In 1975, the George Eastman House in Rochester, New York, opened a landmark exhibit, "New Topographics: Photographs of a Man-Altered Landscape." What set these photographers apart was their determination, as photographer Lewis Baltz put it, that "the ideal photographic document would appear to be without author or art."
Their deadpan style — which curator William Jenkins described as "pictures stripped of any artistic frills and reduced to an essentially topographic state, conveying substantial amounts of visual information but eschewing entirely the aspects of beauty, emotion and opinion" — remains the most pervasive and influential style in art photography today.
And it's codified in "America in View: Landscape Photography 1865 to Now," an enlightening revisionist history via some 150 photos selected by curator Jan Howard at the RISD Museum (224 Benefit St, Providence, through January 13).
The show begins with Timothy O'Sullivan's 1871 shot of Colorado River canyons. He was one of the photographers sent to survey the Wild West to open it to white development and railroads and tourism, and ultimately displace the natives. Looking at their prints feels like peering into the darkness of time.

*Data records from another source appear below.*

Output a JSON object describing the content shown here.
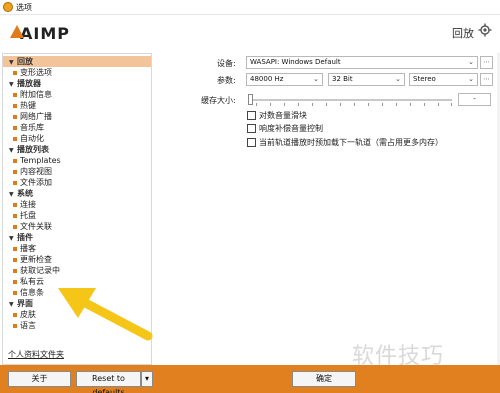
{
  "window": {
    "title": "选项"
  },
  "header": {
    "logo": "AIMP",
    "section_title": "回放"
  },
  "sidebar": {
    "categories": [
      {
        "label": "回放",
        "items": [
          "变形选项"
        ]
      },
      {
        "label": "播放器",
        "items": [
          "附加信息",
          "热键",
          "网络广播",
          "音乐库",
          "自动化"
        ]
      },
      {
        "label": "播放列表",
        "items": [
          "Templates",
          "内容视图",
          "文件添加"
        ]
      },
      {
        "label": "系统",
        "items": [
          "连接",
          "托盘",
          "文件关联"
        ]
      },
      {
        "label": "插件",
        "items": [
          "播客",
          "更新检查",
          "获取记录中",
          "私有云",
          "信息条"
        ]
      },
      {
        "label": "界面",
        "items": [
          "皮肤",
          "语言"
        ]
      }
    ],
    "profile_link": "个人资料文件夹"
  },
  "settings": {
    "device_label": "设备:",
    "device_value": "WASAPI: Windows Default",
    "params_label": "参数:",
    "sample_rate": "48000 Hz",
    "bit_depth": "32 Bit",
    "channels": "Stereo",
    "buffer_label": "缓存大小:",
    "buffer_value": "-",
    "options": [
      {
        "label": "对数音量滑块",
        "checked": false
      },
      {
        "label": "响度补偿音量控制",
        "checked": false
      },
      {
        "label": "当前轨道播放时预加载下一轨道（需占用更多内存）",
        "checked": false
      }
    ]
  },
  "footer": {
    "about_button": "关于",
    "reset_button": "Reset to defaults",
    "ok_button": "确定"
  },
  "watermark": "软件技巧",
  "colors": {
    "accent": "#e0801f",
    "selected": "#f3c49a",
    "arrow": "#f5c518"
  }
}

SWIRLING PATTERNS Detail of Gowin’s Aeration Pond, Toxic Water Treatment Facility, Pine Bluff, Arkansas.
In an effort to legitimize photography as art, Alfred Stieglitz helped pioneer the Pictorialist style that emulated the look of paintings, as in his gauzy 1904 photograph a farmer plowing behind a team of horses. Steiglitz would soon advocate the shift to Modernist "straight photography," which emphasized clarity and the camera's own qualities.
Which helped give us Ansel Adams, the most celebrated and popularly beloved landscape photographer of the past century. He gets only a cameo — via a late photo of snow blowing across the massive, forbidding peak of Yosemite's Half Dome, his signature subject. It's odd how the show sidesteps Adams — like writing a history of baseball over the past century and minimizing the Yankees. It's okay not be a fan, but to make them bit players feels inaccurate.

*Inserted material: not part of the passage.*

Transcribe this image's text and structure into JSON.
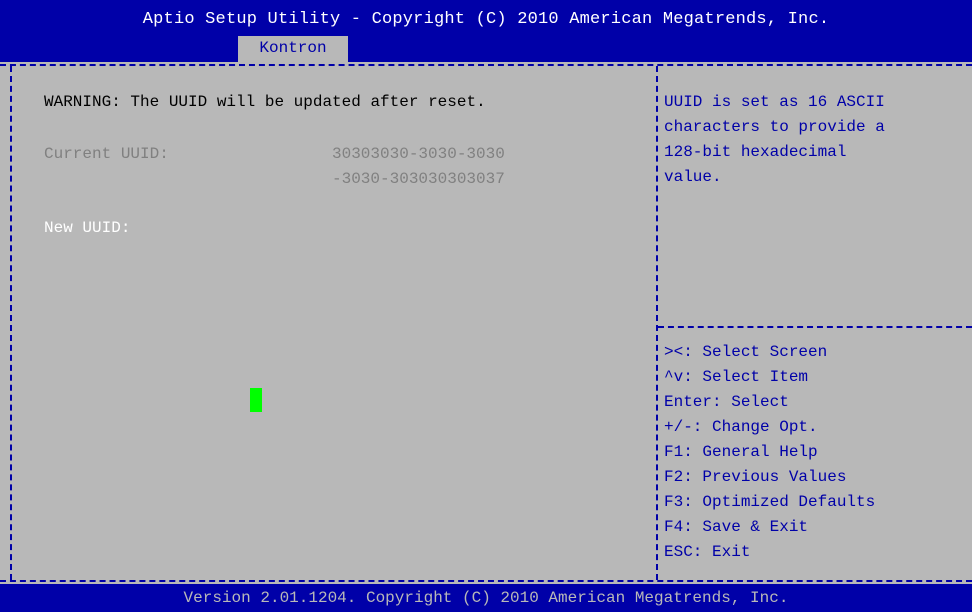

Arthur Rothstein's 1936 photo shows a man and his boys leaning into an Oklahoma dust storm buffeting their run down shack — a Great Depression icon. Robert Frank, who motored across the country for his landmark 1959 book The Americans, is represented by a picture of a New Mexico highway seeming to run straight on forever.
QUEST FOR AUTHENTICITY Baltz’s Model Home, Shadow Mountain.
One way of describing this history is one group after another rejecting their predecessors' photographs in a quest for greater authenticity until we arrive at the show's heart, New Topographics projects like Ed Ruscha's 1966 catalogue of Every Building On the Sunset Strip and Baltz's 1977 photos of ranch houses going up in the Nevada desert. They rejected what they saw as the ostentatious artiness of Stieglitz's Modernism and Adams's monumentality and Rothestein's heroicizing and Frank's jazzy Beat improvisations in favor of a new formalist, mechanical "objectivity." They often photographed subjects head-on or at neat 45-degree angles, as if they were surveyors plainly cataloguing specimens.